--- Assigned task ---
What lines in the records include the string "this"? Return each one.

--- Provided material ---

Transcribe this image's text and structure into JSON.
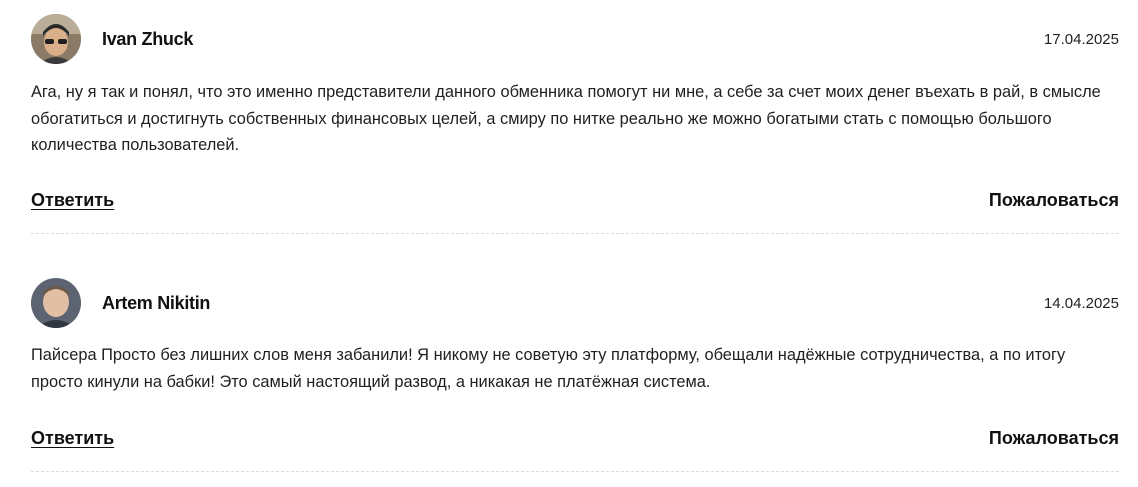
{
  "comments": [
    {
      "author": "Ivan Zhuck",
      "date": "17.04.2025",
      "text": "Ага, ну я так и понял, что это именно представители данного обменника помогут ни мне, а себе за счет моих денег въехать в рай, в смысле обогатиться и достигнуть собственных финансовых целей, а смиру по нитке реально же можно богатыми стать с помощью большого количества пользователей.",
      "reply_label": "Ответить",
      "report_label": "Пожаловаться",
      "avatar_icon": "avatar-photo"
    },
    {
      "author": "Artem Nikitin",
      "date": "14.04.2025",
      "text": "Пайсера Просто без лишних слов меня забанили! Я никому не советую эту платформу, обещали надёжные сотрудничества, а по итогу просто кинули на бабки! Это самый настоящий развод, а никакая не платёжная система.",
      "reply_label": "Ответить",
      "report_label": "Пожаловаться",
      "avatar_icon": "avatar-photo"
    }
  ]
}
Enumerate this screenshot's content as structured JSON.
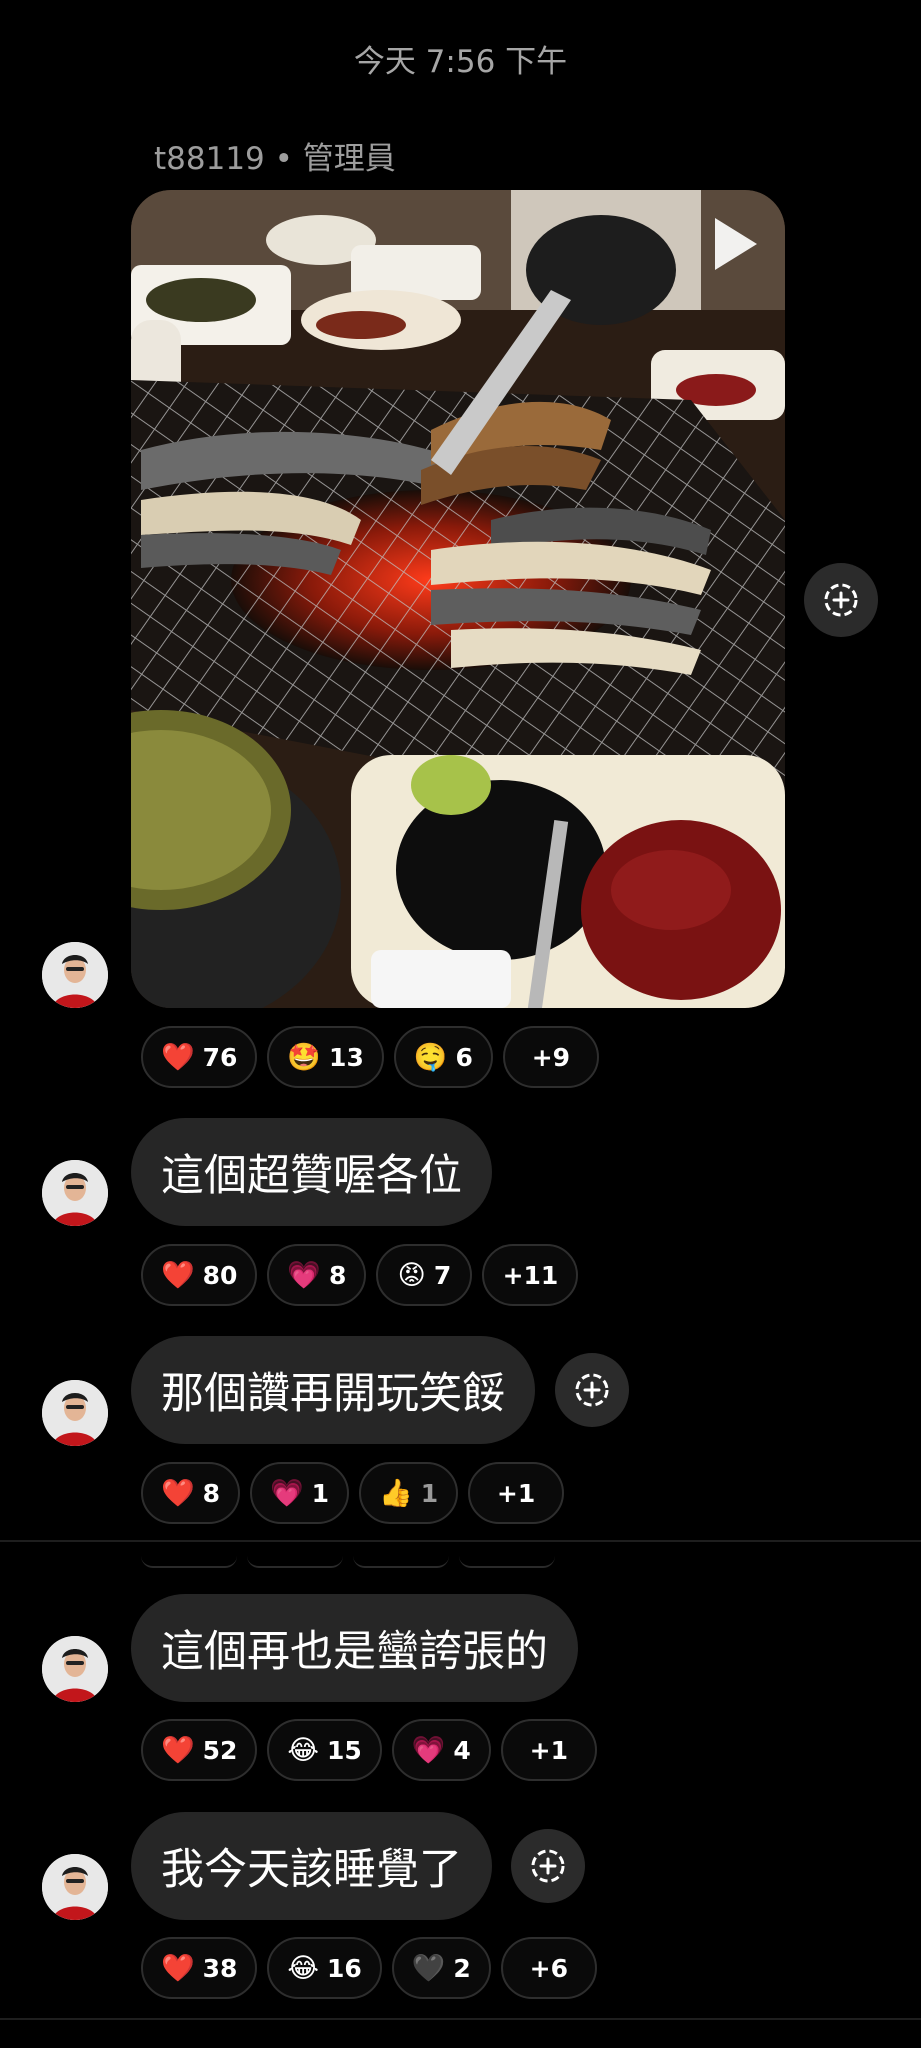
{
  "header": {
    "timestamp": "今天 7:56 下午"
  },
  "media_message": {
    "sender_label": "t88119 • 管理員",
    "reactions": [
      {
        "emoji": "❤️",
        "count": "76"
      },
      {
        "emoji": "🤩",
        "count": "13"
      },
      {
        "emoji": "🤤",
        "count": "6"
      },
      {
        "emoji": "",
        "count": "+9"
      }
    ]
  },
  "messages": [
    {
      "text": "這個超贊喔各位",
      "reactions": [
        {
          "emoji": "❤️",
          "count": "80"
        },
        {
          "emoji": "💗",
          "count": "8"
        },
        {
          "emoji": "😡",
          "count": "7"
        },
        {
          "emoji": "",
          "count": "+11"
        }
      ]
    },
    {
      "text": "那個讚再開玩笑餒",
      "reactions": [
        {
          "emoji": "❤️",
          "count": "8"
        },
        {
          "emoji": "💗",
          "count": "1"
        },
        {
          "emoji": "👍",
          "count": "1"
        },
        {
          "emoji": "",
          "count": "+1"
        }
      ]
    },
    {
      "text": "這個再也是蠻誇張的",
      "reactions": [
        {
          "emoji": "❤️",
          "count": "52"
        },
        {
          "emoji": "😂",
          "count": "15"
        },
        {
          "emoji": "💗",
          "count": "4"
        },
        {
          "emoji": "",
          "count": "+1"
        }
      ]
    },
    {
      "text": "我今天該睡覺了",
      "reactions": [
        {
          "emoji": "❤️",
          "count": "38"
        },
        {
          "emoji": "😂",
          "count": "16"
        },
        {
          "emoji": "🖤",
          "count": "2"
        },
        {
          "emoji": "",
          "count": "+6"
        }
      ]
    }
  ],
  "icons": {
    "play": "play-icon",
    "add_reaction": "add-reaction-icon",
    "avatar": "user-avatar"
  },
  "colors": {
    "background": "#000000",
    "bubble": "#262626",
    "pill_border": "#2e2e2e",
    "muted_text": "#a6a6a6"
  }
}
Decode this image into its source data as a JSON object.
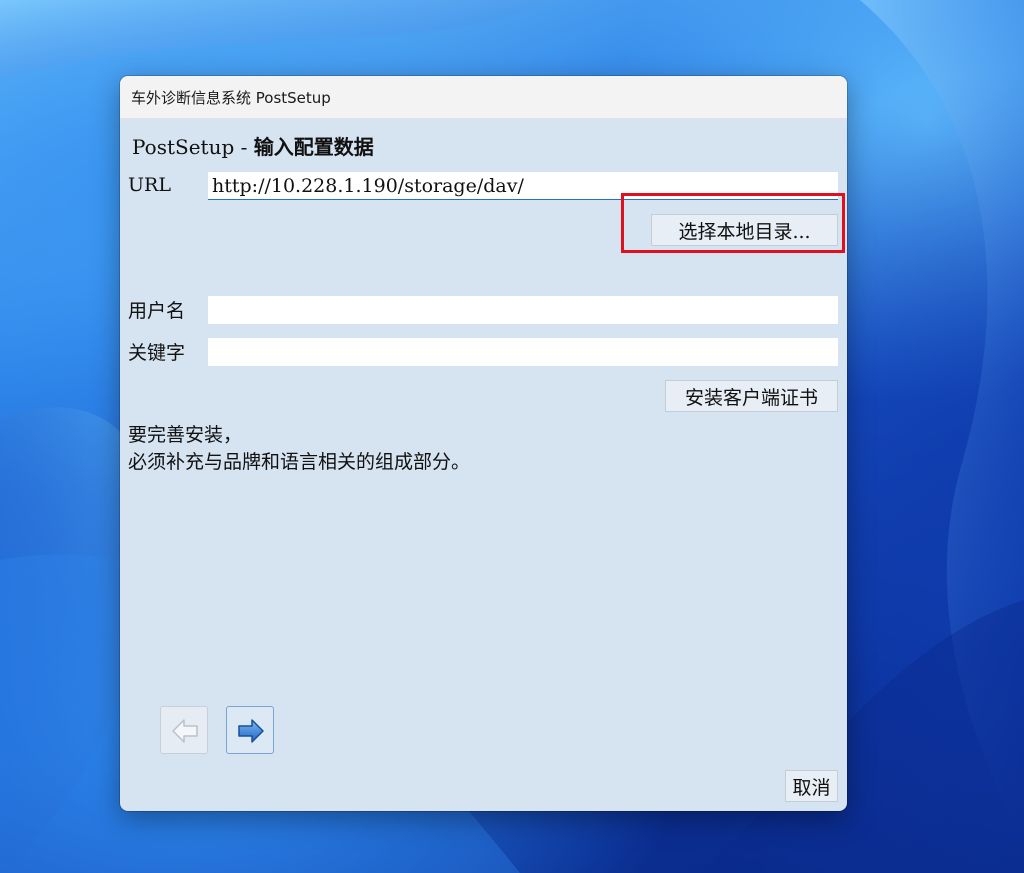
{
  "window": {
    "title": "车外诊断信息系统 PostSetup"
  },
  "page": {
    "heading_prefix": "PostSetup - ",
    "heading_bold": "输入配置数据"
  },
  "form": {
    "url_label": "URL",
    "url_value": "http://10.228.1.190/storage/dav/",
    "choose_dir_label": "选择本地目录...",
    "username_label": "用户名",
    "username_value": "",
    "password_label": "关键字",
    "password_value": "",
    "install_cert_label": "安装客户端证书"
  },
  "info": {
    "line1": "要完善安装，",
    "line2": "必须补充与品牌和语言相关的组成部分。"
  },
  "footer": {
    "cancel_label": "取消",
    "back_icon": "arrow-left-icon",
    "next_icon": "arrow-right-icon"
  },
  "colors": {
    "highlight": "#e0101e",
    "dialog_background": "#d6e3f1",
    "next_arrow": "#2f7fd8"
  }
}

--- Exercise result ---
Transcribe this image's text and structure into JSON.
Enumerate this screenshot's content as structured JSON.
Decode this image into its source data as a JSON object.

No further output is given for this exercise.